Your assignment ▸
Each line from the one containing "Convert this screenshot" through the end of the entries below must be output exactly; no other line belongs.

Provided information ▸
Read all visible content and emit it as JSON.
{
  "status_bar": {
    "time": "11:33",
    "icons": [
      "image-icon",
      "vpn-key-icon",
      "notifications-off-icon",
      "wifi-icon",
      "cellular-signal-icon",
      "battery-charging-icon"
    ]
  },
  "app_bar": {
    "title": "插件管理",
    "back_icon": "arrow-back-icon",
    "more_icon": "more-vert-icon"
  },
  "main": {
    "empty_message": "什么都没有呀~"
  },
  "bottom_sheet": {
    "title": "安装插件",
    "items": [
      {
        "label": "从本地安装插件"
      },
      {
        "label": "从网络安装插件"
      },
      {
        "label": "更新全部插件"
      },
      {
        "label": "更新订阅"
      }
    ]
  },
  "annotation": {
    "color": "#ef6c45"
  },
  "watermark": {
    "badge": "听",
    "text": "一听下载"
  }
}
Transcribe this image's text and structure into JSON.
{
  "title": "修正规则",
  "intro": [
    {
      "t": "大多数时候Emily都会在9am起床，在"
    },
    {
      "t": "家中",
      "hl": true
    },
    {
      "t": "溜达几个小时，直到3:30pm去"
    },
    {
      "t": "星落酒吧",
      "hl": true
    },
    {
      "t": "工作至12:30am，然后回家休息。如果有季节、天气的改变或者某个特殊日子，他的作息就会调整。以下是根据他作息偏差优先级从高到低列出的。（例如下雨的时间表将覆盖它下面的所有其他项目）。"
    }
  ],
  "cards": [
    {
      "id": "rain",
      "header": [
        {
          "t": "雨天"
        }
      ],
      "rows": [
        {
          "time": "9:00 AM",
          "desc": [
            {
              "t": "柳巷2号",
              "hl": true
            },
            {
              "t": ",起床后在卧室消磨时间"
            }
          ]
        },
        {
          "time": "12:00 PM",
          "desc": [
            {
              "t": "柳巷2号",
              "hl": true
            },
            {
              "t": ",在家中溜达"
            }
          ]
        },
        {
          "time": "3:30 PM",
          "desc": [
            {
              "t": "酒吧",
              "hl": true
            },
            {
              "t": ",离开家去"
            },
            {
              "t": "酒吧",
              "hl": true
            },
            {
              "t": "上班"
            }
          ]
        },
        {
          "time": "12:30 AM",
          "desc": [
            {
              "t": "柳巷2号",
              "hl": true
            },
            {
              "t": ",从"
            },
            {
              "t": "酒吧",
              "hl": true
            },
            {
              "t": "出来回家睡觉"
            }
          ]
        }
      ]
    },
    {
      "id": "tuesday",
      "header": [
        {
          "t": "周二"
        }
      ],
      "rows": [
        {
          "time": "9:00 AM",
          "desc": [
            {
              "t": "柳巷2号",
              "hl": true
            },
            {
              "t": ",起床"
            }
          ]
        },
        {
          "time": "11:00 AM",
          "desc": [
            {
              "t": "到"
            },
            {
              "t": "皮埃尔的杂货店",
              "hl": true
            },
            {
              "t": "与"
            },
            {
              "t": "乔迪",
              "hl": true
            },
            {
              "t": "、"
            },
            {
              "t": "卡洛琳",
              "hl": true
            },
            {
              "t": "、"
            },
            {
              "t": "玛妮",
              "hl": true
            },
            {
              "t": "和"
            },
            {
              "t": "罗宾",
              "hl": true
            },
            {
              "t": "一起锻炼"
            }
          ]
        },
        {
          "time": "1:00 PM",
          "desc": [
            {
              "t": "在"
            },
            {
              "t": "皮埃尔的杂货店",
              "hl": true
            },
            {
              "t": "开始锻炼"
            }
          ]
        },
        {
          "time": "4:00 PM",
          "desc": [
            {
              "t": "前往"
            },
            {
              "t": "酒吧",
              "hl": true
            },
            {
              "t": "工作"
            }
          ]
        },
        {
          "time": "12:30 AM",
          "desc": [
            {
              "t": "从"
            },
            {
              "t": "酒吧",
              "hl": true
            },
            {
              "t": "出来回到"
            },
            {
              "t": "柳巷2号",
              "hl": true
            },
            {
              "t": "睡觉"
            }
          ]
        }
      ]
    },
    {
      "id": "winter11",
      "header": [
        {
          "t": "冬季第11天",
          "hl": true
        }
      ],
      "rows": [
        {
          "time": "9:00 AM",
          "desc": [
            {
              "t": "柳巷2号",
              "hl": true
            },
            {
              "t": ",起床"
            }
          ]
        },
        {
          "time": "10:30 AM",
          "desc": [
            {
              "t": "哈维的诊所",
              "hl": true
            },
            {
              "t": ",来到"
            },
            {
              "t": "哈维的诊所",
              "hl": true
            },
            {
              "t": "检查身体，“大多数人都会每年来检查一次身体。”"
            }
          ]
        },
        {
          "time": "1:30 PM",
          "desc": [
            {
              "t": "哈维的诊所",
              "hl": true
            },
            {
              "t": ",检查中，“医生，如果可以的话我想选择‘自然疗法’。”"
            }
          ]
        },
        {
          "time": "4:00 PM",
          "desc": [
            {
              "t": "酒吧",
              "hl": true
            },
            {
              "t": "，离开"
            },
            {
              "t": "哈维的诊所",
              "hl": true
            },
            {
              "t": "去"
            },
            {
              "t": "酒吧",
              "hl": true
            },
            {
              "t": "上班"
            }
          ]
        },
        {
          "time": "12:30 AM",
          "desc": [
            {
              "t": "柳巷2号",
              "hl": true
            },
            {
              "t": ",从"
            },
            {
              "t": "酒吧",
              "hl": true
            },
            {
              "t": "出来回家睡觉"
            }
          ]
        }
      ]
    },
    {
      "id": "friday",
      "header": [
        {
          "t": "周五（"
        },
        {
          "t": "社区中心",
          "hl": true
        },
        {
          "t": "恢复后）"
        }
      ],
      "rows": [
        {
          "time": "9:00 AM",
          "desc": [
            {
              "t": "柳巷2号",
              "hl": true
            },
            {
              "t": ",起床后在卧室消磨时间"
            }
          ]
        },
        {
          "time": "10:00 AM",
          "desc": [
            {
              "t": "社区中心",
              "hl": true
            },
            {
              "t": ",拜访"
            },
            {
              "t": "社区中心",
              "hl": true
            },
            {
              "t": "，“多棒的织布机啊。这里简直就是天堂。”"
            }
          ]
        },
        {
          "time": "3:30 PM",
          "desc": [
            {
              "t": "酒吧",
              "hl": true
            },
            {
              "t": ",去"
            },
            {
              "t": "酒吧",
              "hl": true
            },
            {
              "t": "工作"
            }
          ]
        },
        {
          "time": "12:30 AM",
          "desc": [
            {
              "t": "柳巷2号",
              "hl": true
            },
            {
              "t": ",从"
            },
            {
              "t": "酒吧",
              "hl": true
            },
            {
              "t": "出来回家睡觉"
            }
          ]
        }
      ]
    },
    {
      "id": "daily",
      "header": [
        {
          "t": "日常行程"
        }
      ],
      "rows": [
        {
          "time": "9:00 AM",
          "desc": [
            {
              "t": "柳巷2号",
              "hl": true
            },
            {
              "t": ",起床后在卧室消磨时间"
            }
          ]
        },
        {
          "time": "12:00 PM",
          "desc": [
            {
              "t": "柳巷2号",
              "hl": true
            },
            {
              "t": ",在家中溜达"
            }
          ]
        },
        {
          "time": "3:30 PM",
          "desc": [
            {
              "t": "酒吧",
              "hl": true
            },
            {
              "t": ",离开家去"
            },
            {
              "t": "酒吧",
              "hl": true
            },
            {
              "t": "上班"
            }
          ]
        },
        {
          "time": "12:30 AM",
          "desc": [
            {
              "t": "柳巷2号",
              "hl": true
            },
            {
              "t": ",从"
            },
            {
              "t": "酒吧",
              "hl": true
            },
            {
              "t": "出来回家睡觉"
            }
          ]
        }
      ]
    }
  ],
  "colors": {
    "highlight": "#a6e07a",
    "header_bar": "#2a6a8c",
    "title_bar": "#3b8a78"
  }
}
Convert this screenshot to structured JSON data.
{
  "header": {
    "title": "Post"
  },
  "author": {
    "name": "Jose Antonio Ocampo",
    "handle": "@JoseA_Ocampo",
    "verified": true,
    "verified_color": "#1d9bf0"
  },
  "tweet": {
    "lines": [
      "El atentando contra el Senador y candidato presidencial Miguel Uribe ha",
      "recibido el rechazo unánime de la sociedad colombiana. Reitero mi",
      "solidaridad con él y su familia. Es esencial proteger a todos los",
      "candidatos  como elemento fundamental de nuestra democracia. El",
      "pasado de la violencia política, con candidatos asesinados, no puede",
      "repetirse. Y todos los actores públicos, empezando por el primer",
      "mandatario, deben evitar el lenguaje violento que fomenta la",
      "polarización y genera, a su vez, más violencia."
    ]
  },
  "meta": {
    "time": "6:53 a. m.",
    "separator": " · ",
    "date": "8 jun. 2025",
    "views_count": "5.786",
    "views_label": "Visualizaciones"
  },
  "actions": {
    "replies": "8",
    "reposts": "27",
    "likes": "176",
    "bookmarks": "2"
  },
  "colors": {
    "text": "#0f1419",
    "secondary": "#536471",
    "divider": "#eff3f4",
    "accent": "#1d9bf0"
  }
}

Output of the task ▸
Convert this screenshot to structured JSON data.
{
  "header": {
    "title": "Post"
  },
  "author": {
    "name": "Jose Antonio Ocampo",
    "handle": "@JoseA_Ocampo",
    "verified": true,
    "verified_color": "#1d9bf0"
  },
  "tweet": {
    "lines": [
      "El atentando contra el Senador y candidato presidencial Miguel Uribe ha",
      "recibido el rechazo unánime de la sociedad colombiana. Reitero mi",
      "solidaridad con él y su familia. Es esencial proteger a todos los",
      "candidatos  como elemento fundamental de nuestra democracia. El",
      "pasado de la violencia política, con candidatos asesinados, no puede",
      "repetirse. Y todos los actores públicos, empezando por el primer",
      "mandatario, deben evitar el lenguaje violento que fomenta la",
      "polarización y genera, a su vez, más violencia."
    ]
  },
  "meta": {
    "time": "6:53 a. m.",
    "separator": " · ",
    "date": "8 jun. 2025",
    "views_count": "5.786",
    "views_label": "Visualizaciones"
  },
  "actions": {
    "replies": "8",
    "reposts": "27",
    "likes": "176",
    "bookmarks": "2"
  },
  "colors": {
    "text": "#0f1419",
    "secondary": "#536471",
    "divider": "#eff3f4",
    "accent": "#1d9bf0"
  }
}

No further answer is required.